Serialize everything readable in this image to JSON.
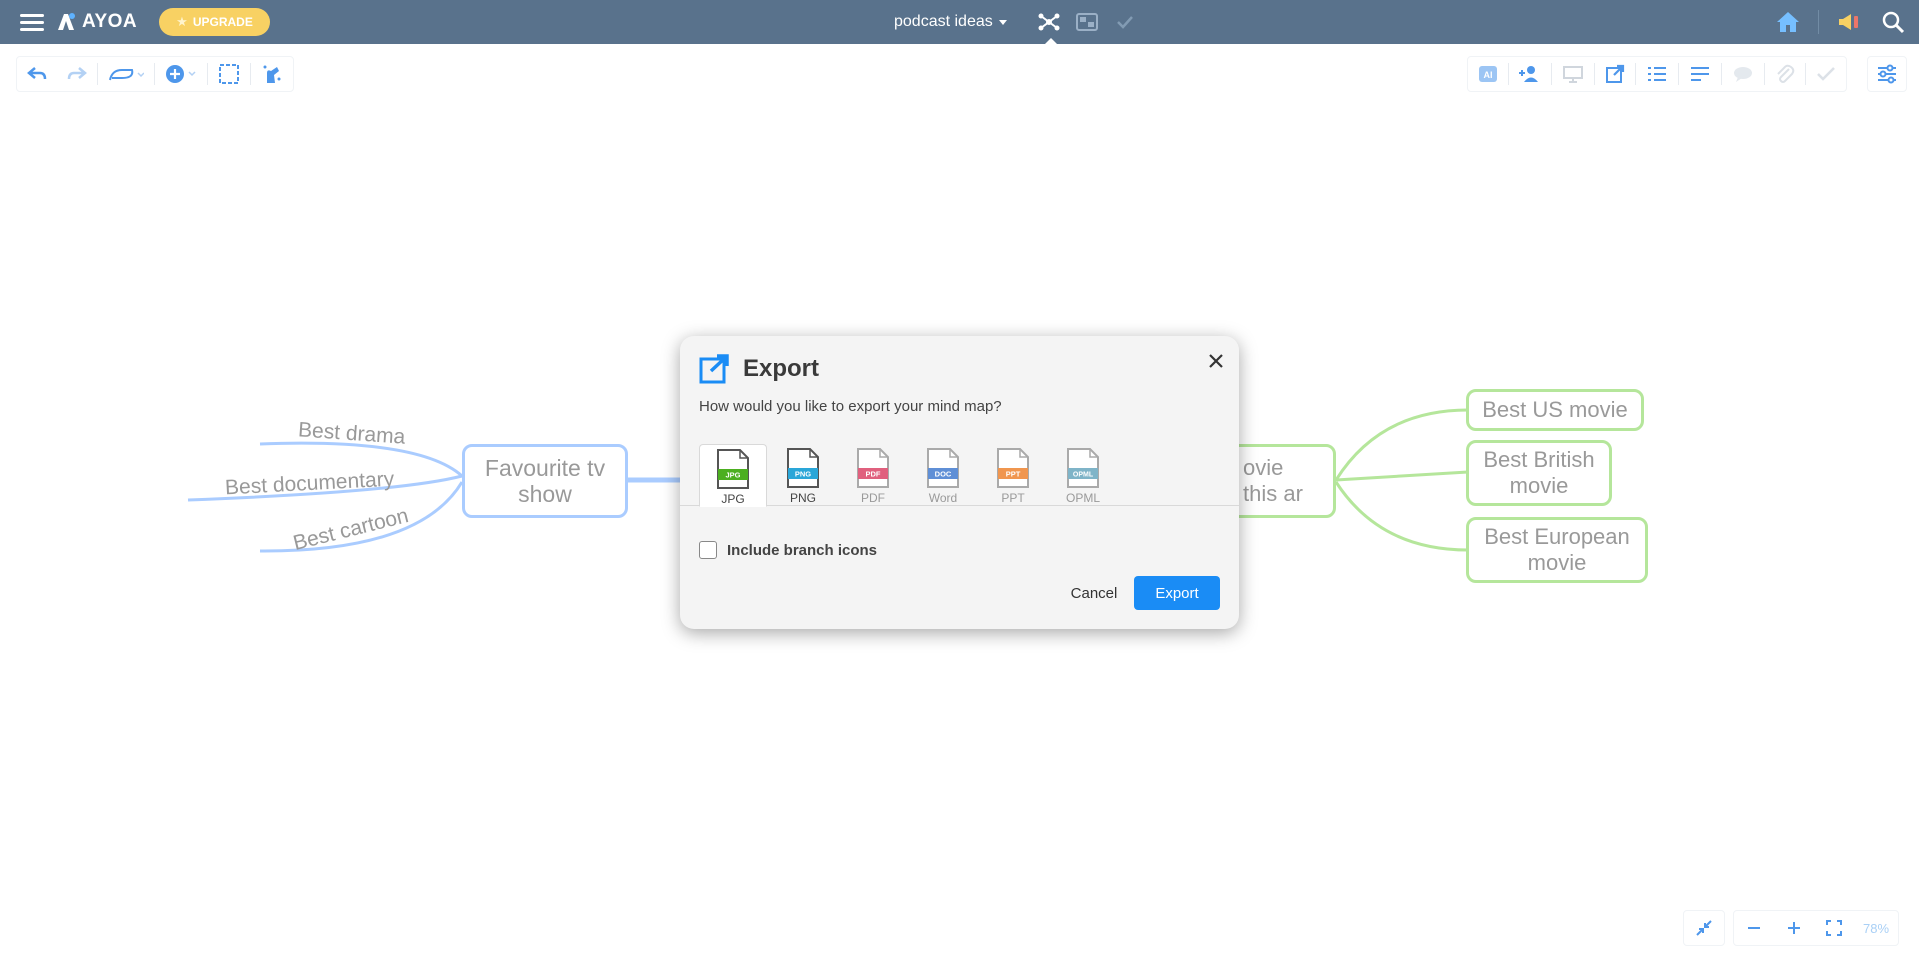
{
  "navbar": {
    "app_name": "AYOA",
    "upgrade_label": "UPGRADE",
    "map_title": "podcast ideas"
  },
  "colors": {
    "navbar_bg": "#3c5a78",
    "accent_blue": "#1a8cf5",
    "upgrade_yellow": "#f7c948",
    "branch_blue": "#9cc4ff",
    "branch_green": "#a8e28a"
  },
  "mindmap": {
    "left_branches": [
      "Best drama",
      "Best documentary",
      "Best cartoon"
    ],
    "left_node": "Favourite tv show",
    "right_node": "ovie this ar",
    "right_branches": [
      "Best US movie",
      "Best British movie",
      "Best European movie"
    ]
  },
  "dialog": {
    "title": "Export",
    "subtitle": "How would you like to export your mind map?",
    "formats": [
      {
        "tag": "JPG",
        "label": "JPG",
        "color": "#4caf20",
        "active": true
      },
      {
        "tag": "PNG",
        "label": "PNG",
        "color": "#2aa6d8",
        "active": false
      },
      {
        "tag": "PDF",
        "label": "PDF",
        "color": "#e0607e",
        "active": false
      },
      {
        "tag": "DOC",
        "label": "Word",
        "color": "#5f8fd6",
        "active": false
      },
      {
        "tag": "PPT",
        "label": "PPT",
        "color": "#f0964f",
        "active": false
      },
      {
        "tag": "OPML",
        "label": "OPML",
        "color": "#7fb4c8",
        "active": false
      }
    ],
    "checkbox_label": "Include branch icons",
    "cancel_label": "Cancel",
    "export_label": "Export"
  },
  "zoom": {
    "level": "78%"
  }
}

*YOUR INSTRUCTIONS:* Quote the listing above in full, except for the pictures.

*WORKED SOLUTION:*
Serialize everything readable in this image to JSON.
{
  "navbar": {
    "app_name": "AYOA",
    "upgrade_label": "UPGRADE",
    "map_title": "podcast ideas"
  },
  "colors": {
    "navbar_bg": "#3c5a78",
    "accent_blue": "#1a8cf5",
    "upgrade_yellow": "#f7c948",
    "branch_blue": "#9cc4ff",
    "branch_green": "#a8e28a"
  },
  "mindmap": {
    "left_branches": [
      "Best drama",
      "Best documentary",
      "Best cartoon"
    ],
    "left_node": "Favourite tv show",
    "right_node": "ovie this ar",
    "right_branches": [
      "Best US movie",
      "Best British movie",
      "Best European movie"
    ]
  },
  "dialog": {
    "title": "Export",
    "subtitle": "How would you like to export your mind map?",
    "formats": [
      {
        "tag": "JPG",
        "label": "JPG",
        "color": "#4caf20",
        "active": true
      },
      {
        "tag": "PNG",
        "label": "PNG",
        "color": "#2aa6d8",
        "active": false
      },
      {
        "tag": "PDF",
        "label": "PDF",
        "color": "#e0607e",
        "active": false
      },
      {
        "tag": "DOC",
        "label": "Word",
        "color": "#5f8fd6",
        "active": false
      },
      {
        "tag": "PPT",
        "label": "PPT",
        "color": "#f0964f",
        "active": false
      },
      {
        "tag": "OPML",
        "label": "OPML",
        "color": "#7fb4c8",
        "active": false
      }
    ],
    "checkbox_label": "Include branch icons",
    "cancel_label": "Cancel",
    "export_label": "Export"
  },
  "zoom": {
    "level": "78%"
  }
}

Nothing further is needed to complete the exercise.